Belial, the razor-clawed screaming blob last seen being sewed onto the side of his former Siamese-twin with a needle and yarn…is back! And it’s so bad, it’s good.
Following the events of Basket Case 2, Belial and his normal-looking, former Siamese-twin, Duane, have gone to live in a house full of freaks and mutants who have been shunned from society. However, after Duane’s mental break-down and attempt to sew Belial back onto his waist, Duane has been kept in solitary confinement for a year. In that span of time, Belial’s girlfriend (a similar blob-like monster) has become pregnant. Duane is released from solitary confinement to witness the birth of his nephews, but Belial won’t talk to him. The house full of freaks goes on a road trip to a doctor capable of delivering the babies. However, shortly after their birth, Belial’s babies are stolen by a group of greedy police officers hoping to turn the freaklings in for a reward. How will Belial rescue his screaming blob-babies? A giant robot body, of course.
Ah, the Basket Case trilogy, giving a whole new meaning to the term “low budget”. Unlike the first movie, this installment is very blatantly tongue-in-cheek. With all the gratuitous sex, violence and bad acting, one would mistake this for a Troma film at first glance. Still, like the previous films in the franchise, this episode of Basket Case does have a moral to get across. While all the freak-shows living with Belial are truly disgusting and monstrous-looking, it’s the regular people (police officers, no less) who are the real monsters; willing to exploit babies just because they’re ugly. Yeah, I know, not exactly deep, philosophical material, but at least it has a message.
The make-up effects are gruesome but not really “realistic”. However, after only a few minutes of watching the film, you start to realize that nothing about this movie is supposed to be realistic. In one of the better kills in the movie, Belial squeezes a police officer’s neck so tightly his eyeballs and teeth pop out of his face. Physically, it makes no sense, but at least it looks great. Heck, at one point, you even see the boom-mike operator’s reflection, clear as day, for an uncomfortable amount of time. This is not horror to take seriously.

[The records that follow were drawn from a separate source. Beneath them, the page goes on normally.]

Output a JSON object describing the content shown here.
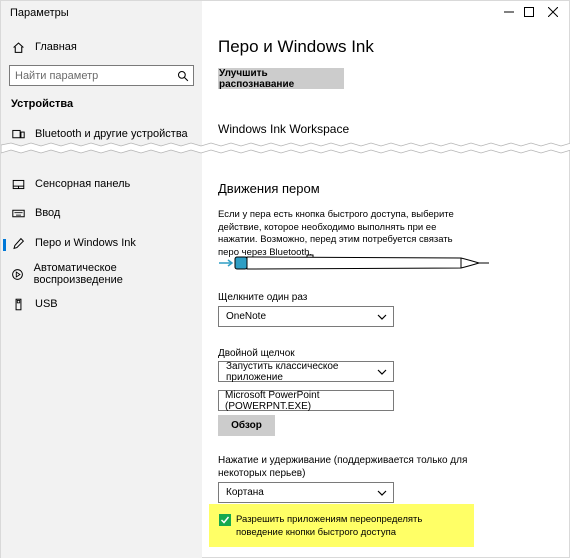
{
  "window": {
    "title": "Параметры"
  },
  "sidebar": {
    "home_label": "Главная",
    "search_placeholder": "Найти параметр",
    "section_heading": "Устройства",
    "items": [
      {
        "label": "Bluetooth и другие устройства",
        "icon": "bluetooth-devices-icon"
      },
      {
        "label": "Сенсорная панель",
        "icon": "touchpad-icon"
      },
      {
        "label": "Ввод",
        "icon": "keyboard-icon"
      },
      {
        "label": "Перо и Windows Ink",
        "icon": "pen-icon",
        "active": true
      },
      {
        "label": "Автоматическое воспроизведение",
        "icon": "autoplay-icon"
      },
      {
        "label": "USB",
        "icon": "usb-icon"
      }
    ]
  },
  "main": {
    "page_title": "Перо и Windows Ink",
    "improve_button": "Улучшить распознавание",
    "workspace_heading": "Windows Ink Workspace",
    "pen_shortcuts_heading": "Движения пером",
    "description": "Если у пера есть кнопка быстрого доступа, выберите действие, которое необходимо выполнять при ее нажатии. Возможно, перед этим потребуется связать перо через Bluetooth.",
    "single_click": {
      "label": "Щелкните один раз",
      "value": "OneNote"
    },
    "double_click": {
      "label": "Двойной щелчок",
      "value": "Запустить классическое приложение",
      "app_path": "Microsoft PowerPoint (POWERPNT.EXE)",
      "browse_button": "Обзор"
    },
    "press_hold": {
      "label": "Нажатие и удерживание (поддерживается только для некоторых перьев)",
      "value": "Кортана"
    },
    "override_checkbox": {
      "label": "Разрешить приложениям переопределять поведение кнопки быстрого доступа",
      "checked": true
    }
  },
  "colors": {
    "accent": "#0078d7",
    "pen_accent": "#2e9ec4",
    "checkbox": "#15a94f",
    "highlight": "#ffff66",
    "sidebar_bg": "#f2f2f2"
  }
}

The tongue-in-cheek, dark humor is the best thing about the installment, though. The end, where Belial hunts down the police officers in his robot body (apparently built from an erector’s set) and mauls them to death while Duane casually eats a bowl of cornflakes is pure hilarity.
This is a horror comedy, but may be too stupid for some. You definitely have to be able to appreciate Troma-style horror to like this movie. Otherwise…yeah, it’s kinda dumb. I’d give it a C. Nothing to go out of your way to find, but worth it if you like goofy horror comedies.